More than two-thirds of UK consumers who plan to buy Internet of Things devices concerned about saf
More than a quarter of consumers are planning to buy Internet of Things (IoT) devices in the next year – but most are concerned that their devices may be hacked or data stolen, a new study suggests.
The study from mobile and internet security business BullGuard questioned more than 6,000 UK residents and found more than a quarter were planning to buy IoT devices. They range from internet-connecting cars and garage doors to smart TVs, surveillance cameras, dishwashers, coffee machines and more. But it also found that 66% were 'very' or 'highly' concerned about the risk of hacking and data theft, and 57% by privacy breaches. More than a third (34%) had also had a security incident or privacy problem in the past, and 22% of those who said they had advanced technical skills were still not confident they could keep their connected devices safe.
As yet, says BullGuard, the IoT industry has yet to establish common security standards for internet-connecting devices.

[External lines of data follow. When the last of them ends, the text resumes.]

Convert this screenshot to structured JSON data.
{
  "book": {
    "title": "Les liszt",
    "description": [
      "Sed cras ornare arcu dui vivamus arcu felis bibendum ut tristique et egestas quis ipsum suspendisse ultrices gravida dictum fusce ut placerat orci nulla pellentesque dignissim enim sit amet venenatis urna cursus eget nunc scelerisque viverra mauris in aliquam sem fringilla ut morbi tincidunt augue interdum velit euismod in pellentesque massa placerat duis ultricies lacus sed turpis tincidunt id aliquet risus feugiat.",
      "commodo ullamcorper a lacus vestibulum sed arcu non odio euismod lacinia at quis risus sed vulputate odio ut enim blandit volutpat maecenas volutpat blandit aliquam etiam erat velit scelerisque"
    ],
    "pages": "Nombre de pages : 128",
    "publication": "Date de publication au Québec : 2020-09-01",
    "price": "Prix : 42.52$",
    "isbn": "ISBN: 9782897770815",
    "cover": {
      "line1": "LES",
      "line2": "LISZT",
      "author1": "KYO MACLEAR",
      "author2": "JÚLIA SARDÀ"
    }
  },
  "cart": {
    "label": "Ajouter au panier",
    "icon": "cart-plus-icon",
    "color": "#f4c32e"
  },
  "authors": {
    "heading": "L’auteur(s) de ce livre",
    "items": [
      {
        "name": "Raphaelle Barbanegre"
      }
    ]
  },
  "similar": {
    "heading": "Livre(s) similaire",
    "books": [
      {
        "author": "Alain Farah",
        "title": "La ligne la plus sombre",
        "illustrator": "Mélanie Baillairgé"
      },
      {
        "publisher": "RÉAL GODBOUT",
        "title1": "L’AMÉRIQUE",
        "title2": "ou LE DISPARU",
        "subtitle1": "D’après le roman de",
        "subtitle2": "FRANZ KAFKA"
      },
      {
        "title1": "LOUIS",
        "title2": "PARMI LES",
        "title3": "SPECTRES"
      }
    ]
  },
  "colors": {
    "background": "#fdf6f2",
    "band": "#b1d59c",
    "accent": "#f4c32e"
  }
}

Paul Lipman, chief executive of BullGuard
said: “Most of us have been working with internet connected devices such as computers, smartphones and tablets for some time, but the Internet of Things is changing our perception of personal security, for both ourselves and our data. It’s not just those who consider themselves ‘technophobes’ that have these concerns – tech savvy users are saying the same.”
Safeguarding the home router is key to keeping devices secure, says BullGuard, but although 81% said they could set up their own router, 63% had not changed its password and 49% did not know how. Almost three-quarters (72%) did not know how to configure a router to keep a home network secure.
“Consumers are clearly not equipped to handle the myriad of security risks presented by connected devices,” said Lipman. “With devices such as security cameras, alarm systems and door locks now being connected to the internet, physical security is becoming as much of a consideration for consumers as data security. Keeping these devices secure is absolutely imperative.”